On a day where there should be too many people on the beach to be comfortable, it is empty. Only a few have made the decision to brave the tar balls and the possibly, but maybe not really, the government can't say one way or the other, contaminated water. At the place above, called Casino Beach by the locals, you can walk on the sand up to a point without having to tiptoe through the tar. Perhaps some of the people tracked a few bits of oil back through spots that haven't seen enough tide to be contaminated by the oil still gushing from the site of the Deepwater Horizon accident. There are signs warning against spreading the tar around. Signs are only so effective.
Like the one at the fishing pier that says in bold, all caps lettering NO SHARK FISHING. If you hook a shark, cut it loose. The man with a five foot black tip shark on his hook clearly flunked reading in school. He received a hefty fine.
Further east down Santa Rosa Island, I wished for more signs, maybe even photos of how the sand once appeared. A couple sat on the beach but had no idea that surrounding them were fingernail sized blobs of tar. We repeated our words and even picked up a few just to show them that we were serious.

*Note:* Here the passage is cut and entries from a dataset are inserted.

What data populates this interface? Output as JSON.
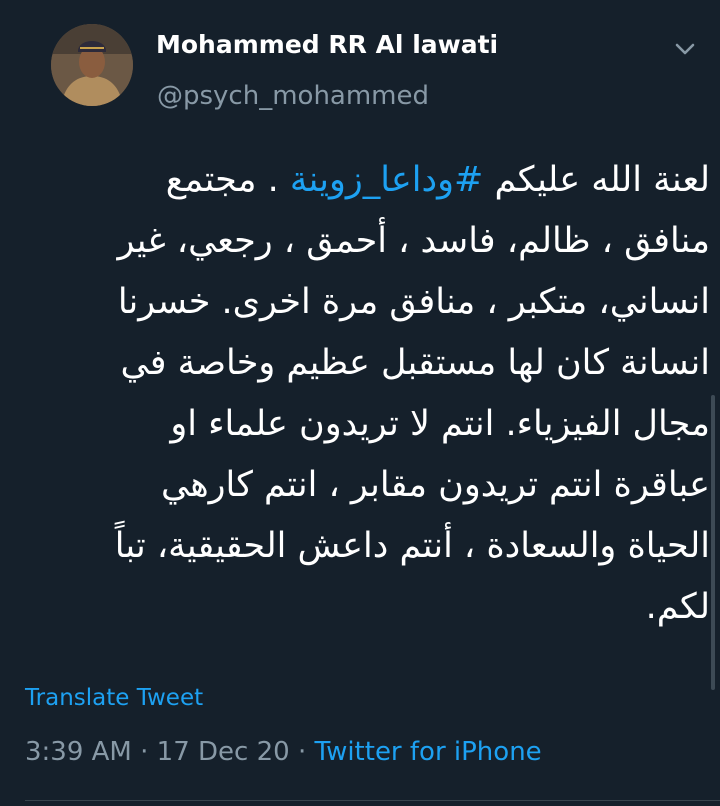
{
  "user": {
    "display_name": "Mohammed RR Al lawati",
    "handle": "@psych_mohammed",
    "avatar_icon": "user-avatar-photo",
    "menu_icon": "chevron-down-icon"
  },
  "tweet": {
    "lines": [
      {
        "before": "لعنة الله عليكم ",
        "hashtag": "#وداعا_زوينة",
        "after": " . مجتمع"
      },
      {
        "text": "منافق ، ظالم، فاسد ، أحمق ، رجعي، غير"
      },
      {
        "text": "انساني، متكبر ، منافق مرة اخرى. خسرنا"
      },
      {
        "text": "انسانة كان لها مستقبل عظيم وخاصة في"
      },
      {
        "text": "مجال الفيزياء. انتم لا تريدون علماء او"
      },
      {
        "text": "عباقرة انتم تريدون مقابر ، انتم كارهي"
      },
      {
        "text": "الحياة والسعادة ، أنتم داعش الحقيقية، تباً"
      },
      {
        "text": "لكم."
      }
    ]
  },
  "translate_label": "Translate Tweet",
  "meta": {
    "time": "3:39 AM",
    "sep1": " · ",
    "date": "17 Dec 20",
    "sep2": " · ",
    "source": "Twitter for iPhone"
  },
  "colors": {
    "background": "#15202b",
    "link": "#1da1f2",
    "secondary_text": "#8899a6"
  }
}
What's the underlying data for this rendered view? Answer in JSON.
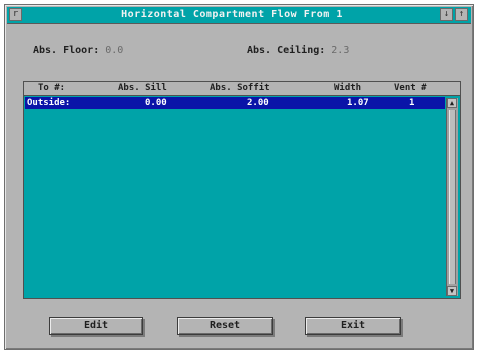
{
  "window": {
    "title": "Horizontal Compartment Flow From 1",
    "sys_left": "r",
    "sys_right_1": "↓",
    "sys_right_2": "↑"
  },
  "fields": {
    "floor_label": "Abs. Floor:",
    "floor_value": "0.0",
    "ceiling_label": "Abs. Ceiling:",
    "ceiling_value": "2.3"
  },
  "table": {
    "headers": [
      "To #:",
      "Abs. Sill",
      "Abs. Soffit",
      "Width",
      "Vent #"
    ],
    "rows": [
      [
        "Outside:",
        "0.00",
        "2.00",
        "1.07",
        "1"
      ]
    ]
  },
  "buttons": {
    "edit": "Edit",
    "reset": "Reset",
    "exit": "Exit"
  },
  "icons": {
    "scroll_up": "triangle-up",
    "scroll_down": "triangle-down"
  }
}
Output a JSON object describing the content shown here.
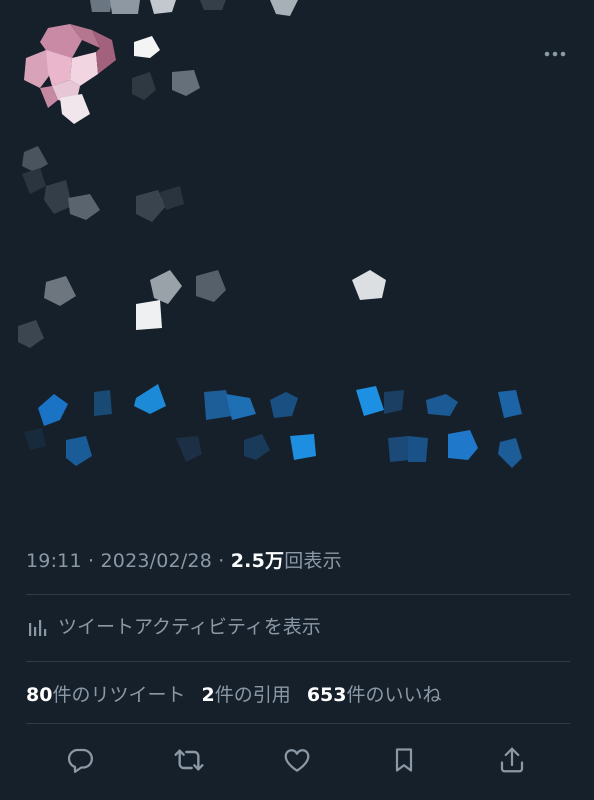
{
  "tweet": {
    "time": "19:11",
    "separator": "·",
    "date": "2023/02/28",
    "views_count": "2.5万",
    "views_label": "回表示",
    "activity_label": "ツイートアクティビティを表示"
  },
  "stats": {
    "retweets_count": "80",
    "retweets_label": "件のリツイート",
    "quotes_count": "2",
    "quotes_label": "件の引用",
    "likes_count": "653",
    "likes_label": "件のいいね"
  },
  "icons": {
    "more": "more-icon",
    "analytics": "bar-chart-icon",
    "reply": "reply-icon",
    "retweet": "retweet-icon",
    "like": "heart-icon",
    "bookmark": "bookmark-icon",
    "share": "share-icon"
  },
  "colors": {
    "background": "#15202b",
    "text_secondary": "#8b98a5",
    "text_primary": "#ffffff",
    "divider": "#2f3b47",
    "icon": "#8b98a5"
  }
}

At that same parking area, not too far from a swanky resort, we wondered at the rake like paths littered with those icky black dots that stick and stay stuck.
My first impression was that someone groomed the beach for the 4th of July visitors (all 100 of them, when it is normally thousands) without checking for tar before doing so. My friend and I searched for someone involved in the clean up to ask if they knew that someone was spreading the tar way beyond the current tide line.
We found a man, obviously a superintendent, who introduced himself, gave us some of his history, and comfortably answered our questions. That raked stuff? That's after they've cleaned. That's the top layer of what is ten layers deep. "We've cleaned mats as big as this here jeep," he offered. I believed most of what he said. He had the look of a battle-weary veteran who doesn't need to embellish his stories.
Yet, based on what I learned about another source of information, I couldn't help but be skeptical. What person hasn't inflated their story to seem more important? I've always read or heard a story with a big dose of skepticism, and I have to keep doing that, particularly in regards to this oil. I wish more people would employ that. Heck, I should have been more careful about believing at least one person. So, live and learn, and don't tell me you are serious. It's the one statement that will make me think you aren't.